── The input ──

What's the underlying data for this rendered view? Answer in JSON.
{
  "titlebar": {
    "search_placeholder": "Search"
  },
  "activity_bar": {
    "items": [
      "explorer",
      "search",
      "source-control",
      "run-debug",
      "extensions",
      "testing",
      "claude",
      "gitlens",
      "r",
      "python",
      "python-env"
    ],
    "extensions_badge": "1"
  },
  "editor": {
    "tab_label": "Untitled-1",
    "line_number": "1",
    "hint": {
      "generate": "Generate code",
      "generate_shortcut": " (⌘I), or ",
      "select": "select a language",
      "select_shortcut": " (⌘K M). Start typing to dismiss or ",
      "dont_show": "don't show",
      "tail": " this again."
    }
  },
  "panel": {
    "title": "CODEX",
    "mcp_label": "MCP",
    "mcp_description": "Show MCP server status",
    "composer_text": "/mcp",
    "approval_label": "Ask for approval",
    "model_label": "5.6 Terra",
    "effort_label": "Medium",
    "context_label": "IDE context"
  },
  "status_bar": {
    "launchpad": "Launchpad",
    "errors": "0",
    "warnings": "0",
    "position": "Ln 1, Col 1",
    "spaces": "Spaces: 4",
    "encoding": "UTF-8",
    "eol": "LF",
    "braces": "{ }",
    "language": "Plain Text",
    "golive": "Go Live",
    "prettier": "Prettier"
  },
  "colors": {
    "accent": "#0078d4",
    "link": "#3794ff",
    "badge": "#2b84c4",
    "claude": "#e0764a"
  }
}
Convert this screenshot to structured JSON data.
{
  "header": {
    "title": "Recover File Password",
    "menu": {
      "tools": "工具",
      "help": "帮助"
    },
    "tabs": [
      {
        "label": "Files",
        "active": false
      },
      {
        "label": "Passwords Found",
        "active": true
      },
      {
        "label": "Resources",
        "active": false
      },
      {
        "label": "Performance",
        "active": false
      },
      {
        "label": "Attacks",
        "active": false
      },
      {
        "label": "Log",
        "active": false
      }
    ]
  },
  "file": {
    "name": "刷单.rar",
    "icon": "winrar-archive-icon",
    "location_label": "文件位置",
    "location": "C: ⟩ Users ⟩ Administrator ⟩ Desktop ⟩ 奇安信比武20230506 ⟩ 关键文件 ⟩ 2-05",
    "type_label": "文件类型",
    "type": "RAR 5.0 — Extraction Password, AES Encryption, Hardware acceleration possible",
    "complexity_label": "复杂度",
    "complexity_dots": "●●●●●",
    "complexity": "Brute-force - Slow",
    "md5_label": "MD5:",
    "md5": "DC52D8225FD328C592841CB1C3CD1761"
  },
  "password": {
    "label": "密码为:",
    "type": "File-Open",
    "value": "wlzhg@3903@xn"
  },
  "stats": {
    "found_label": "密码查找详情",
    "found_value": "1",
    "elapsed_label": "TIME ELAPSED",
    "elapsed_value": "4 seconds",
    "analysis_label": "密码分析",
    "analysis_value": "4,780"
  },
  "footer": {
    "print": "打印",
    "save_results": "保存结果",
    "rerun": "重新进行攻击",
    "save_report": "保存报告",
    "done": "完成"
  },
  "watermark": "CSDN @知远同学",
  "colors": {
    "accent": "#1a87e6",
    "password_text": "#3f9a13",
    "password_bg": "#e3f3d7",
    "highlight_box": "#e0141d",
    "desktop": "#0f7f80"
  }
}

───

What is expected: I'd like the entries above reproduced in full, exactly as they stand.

Output:
What's the underlying data for this rendered view? Answer in JSON.
{
  "titlebar": {
    "search_placeholder": "Search"
  },
  "activity_bar": {
    "items": [
      "explorer",
      "search",
      "source-control",
      "run-debug",
      "extensions",
      "testing",
      "claude",
      "gitlens",
      "r",
      "python",
      "python-env"
    ],
    "extensions_badge": "1"
  },
  "editor": {
    "tab_label": "Untitled-1",
    "line_number": "1",
    "hint": {
      "generate": "Generate code",
      "generate_shortcut": " (⌘I), or ",
      "select": "select a language",
      "select_shortcut": " (⌘K M). Start typing to dismiss or ",
      "dont_show": "don't show",
      "tail": " this again."
    }
  },
  "panel": {
    "title": "CODEX",
    "mcp_label": "MCP",
    "mcp_description": "Show MCP server status",
    "composer_text": "/mcp",
    "approval_label": "Ask for approval",
    "model_label": "5.6 Terra",
    "effort_label": "Medium",
    "context_label": "IDE context"
  },
  "status_bar": {
    "launchpad": "Launchpad",
    "errors": "0",
    "warnings": "0",
    "position": "Ln 1, Col 1",
    "spaces": "Spaces: 4",
    "encoding": "UTF-8",
    "eol": "LF",
    "braces": "{ }",
    "language": "Plain Text",
    "golive": "Go Live",
    "prettier": "Prettier"
  },
  "colors": {
    "accent": "#0078d4",
    "link": "#3794ff",
    "badge": "#2b84c4",
    "claude": "#e0764a"
  }
}
Convert this screenshot to structured JSON data.
{
  "header": {
    "title": "Recover File Password",
    "menu": {
      "tools": "工具",
      "help": "帮助"
    },
    "tabs": [
      {
        "label": "Files",
        "active": false
      },
      {
        "label": "Passwords Found",
        "active": true
      },
      {
        "label": "Resources",
        "active": false
      },
      {
        "label": "Performance",
        "active": false
      },
      {
        "label": "Attacks",
        "active": false
      },
      {
        "label": "Log",
        "active": false
      }
    ]
  },
  "file": {
    "name": "刷单.rar",
    "icon": "winrar-archive-icon",
    "location_label": "文件位置",
    "location": "C: ⟩ Users ⟩ Administrator ⟩ Desktop ⟩ 奇安信比武20230506 ⟩ 关键文件 ⟩ 2-05",
    "type_label": "文件类型",
    "type": "RAR 5.0 — Extraction Password, AES Encryption, Hardware acceleration possible",
    "complexity_label": "复杂度",
    "complexity_dots": "●●●●●",
    "complexity": "Brute-force - Slow",
    "md5_label": "MD5:",
    "md5": "DC52D8225FD328C592841CB1C3CD1761"
  },
  "password": {
    "label": "密码为:",
    "type": "File-Open",
    "value": "wlzhg@3903@xn"
  },
  "stats": {
    "found_label": "密码查找详情",
    "found_value": "1",
    "elapsed_label": "TIME ELAPSED",
    "elapsed_value": "4 seconds",
    "analysis_label": "密码分析",
    "analysis_value": "4,780"
  },
  "footer": {
    "print": "打印",
    "save_results": "保存结果",
    "rerun": "重新进行攻击",
    "save_report": "保存报告",
    "done": "完成"
  },
  "watermark": "CSDN @知远同学",
  "colors": {
    "accent": "#1a87e6",
    "password_text": "#3f9a13",
    "password_bg": "#e3f3d7",
    "highlight_box": "#e0141d",
    "desktop": "#0f7f80"
  }
}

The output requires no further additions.